The village of Longley Green is picture postcard with pretty white washed cottages, a pub and a post office, and a blaze of aubretia and daffodils. The setting at the Mill this day was serene. When I arrived there was not a cloud in the sky and in the bright sunshine, and with foliage yet to appear on the trees, the wild flowers were visible in the woods on the hillside opposite. Not a breath of wind, and warm already, and the only sounds, the cacophony of, crows crowing, cockerels calling, pheasant wings flapping and screeching, and the buzzing of bees awoken too early for their liking.

It was pure peace, and there is really no place in the World I would rather be, in early Spring, than in England.

Penny told me that there was a big fish the local lads tried to catch dangling bait over the bridge in the pool at the bottom of their beat.

Sounded like a good place to begin my quest, and walking across the garden still to decide whether this was to be a Halford or a Skues Day, I saw a rise, and this encouraged me. But as it happened this was to be the only rise I saw all morning, and Skues, won.

I fished ‘small’. My Loomis Xperience (7’6” for 4wt.) was perfect for this stream, and for flies, I tied a gold headed PTN (#18) to the point, and a black gnat (#22), to the dropper, on a leader, the length of my rod.

Brought up on a diet of spate rivers and chalk streams, I am having to learn the craft of small stream fishing, and must if I am to achieve my goal, for these streams are in the majority in non traditional trouty counties.
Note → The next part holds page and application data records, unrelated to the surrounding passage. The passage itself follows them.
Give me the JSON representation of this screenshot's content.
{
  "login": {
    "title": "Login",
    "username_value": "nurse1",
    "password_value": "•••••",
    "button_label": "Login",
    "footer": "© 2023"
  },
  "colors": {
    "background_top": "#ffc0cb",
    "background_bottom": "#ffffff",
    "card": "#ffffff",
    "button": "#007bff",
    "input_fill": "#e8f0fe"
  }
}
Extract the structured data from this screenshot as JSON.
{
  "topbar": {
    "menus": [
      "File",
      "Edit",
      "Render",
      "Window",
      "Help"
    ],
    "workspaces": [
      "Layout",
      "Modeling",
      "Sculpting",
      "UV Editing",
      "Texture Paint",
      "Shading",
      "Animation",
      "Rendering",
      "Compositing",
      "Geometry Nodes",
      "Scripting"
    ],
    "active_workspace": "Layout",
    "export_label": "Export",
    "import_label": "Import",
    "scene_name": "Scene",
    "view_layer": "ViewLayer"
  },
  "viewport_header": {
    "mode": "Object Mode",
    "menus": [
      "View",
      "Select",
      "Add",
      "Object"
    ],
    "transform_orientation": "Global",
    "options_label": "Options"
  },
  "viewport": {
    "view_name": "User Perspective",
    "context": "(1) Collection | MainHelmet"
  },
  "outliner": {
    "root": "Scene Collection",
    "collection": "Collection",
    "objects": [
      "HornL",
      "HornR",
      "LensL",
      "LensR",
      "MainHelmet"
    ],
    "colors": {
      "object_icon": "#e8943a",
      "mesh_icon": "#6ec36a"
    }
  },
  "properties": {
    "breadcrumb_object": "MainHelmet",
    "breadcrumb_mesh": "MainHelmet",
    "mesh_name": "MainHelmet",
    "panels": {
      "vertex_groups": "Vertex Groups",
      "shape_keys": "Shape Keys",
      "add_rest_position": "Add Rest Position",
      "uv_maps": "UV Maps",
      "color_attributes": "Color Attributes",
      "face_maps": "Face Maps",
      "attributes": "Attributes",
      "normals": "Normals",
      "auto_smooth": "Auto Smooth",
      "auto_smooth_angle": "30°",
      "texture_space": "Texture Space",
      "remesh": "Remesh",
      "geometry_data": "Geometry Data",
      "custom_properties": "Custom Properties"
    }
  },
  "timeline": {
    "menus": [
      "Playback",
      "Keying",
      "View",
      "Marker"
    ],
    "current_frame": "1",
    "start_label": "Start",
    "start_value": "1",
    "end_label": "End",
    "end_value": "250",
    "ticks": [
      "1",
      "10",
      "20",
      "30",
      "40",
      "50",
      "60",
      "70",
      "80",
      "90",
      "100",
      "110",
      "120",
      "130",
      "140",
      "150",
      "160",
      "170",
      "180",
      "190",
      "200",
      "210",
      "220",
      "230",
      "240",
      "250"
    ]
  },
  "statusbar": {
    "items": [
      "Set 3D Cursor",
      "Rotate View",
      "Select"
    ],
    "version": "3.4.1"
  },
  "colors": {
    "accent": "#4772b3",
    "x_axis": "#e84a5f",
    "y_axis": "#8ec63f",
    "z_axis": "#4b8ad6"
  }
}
And to remind myself of the need for stealth,

I saw and spooked my first fish quite early. This was the only fish I actually saw, because the sensible ones were hiding in the pockets. And it was not before I found one,

and netted Worcestershire at the same time. And relaxed now, I became more adventurous and slid down many a steep bank and into shallow water below pocket after

pool seeking out more fish, and did, hooking and losing, or netting on both flies. Only 700 yards of river but with many juicy looking spots, this is a lovely bit of water, but so much easier now, before the trees become fully in leaf, and even now, I lost at least three leaders to overzealous back casts.

I finally arrived at what Penny told me was the weir pool.

And unexpectedly, it was. This was fished with a short line, and yielded the best of my five, netted. All were 4 – 5”, wild browns with characteristic red spots,

and some with a char like white edge to the tail fin. My ‘specimen’ which told me that after only two and half hours, it was time to stop and enjoy, thoughtfully, my morning, was about 3/4lb, and a real scrapper, which will be a 1lb-er before it spawns next Winter, I hope.

My day concluded with a grateful (and boastful!) showing of my pictures to Penny, who shared my joy in success, and told me that I must return (and maybe, even stay!)

What a morning, and I am justly thankful to Keith, and take pleasure in recommending Tundridge Mill to my readers.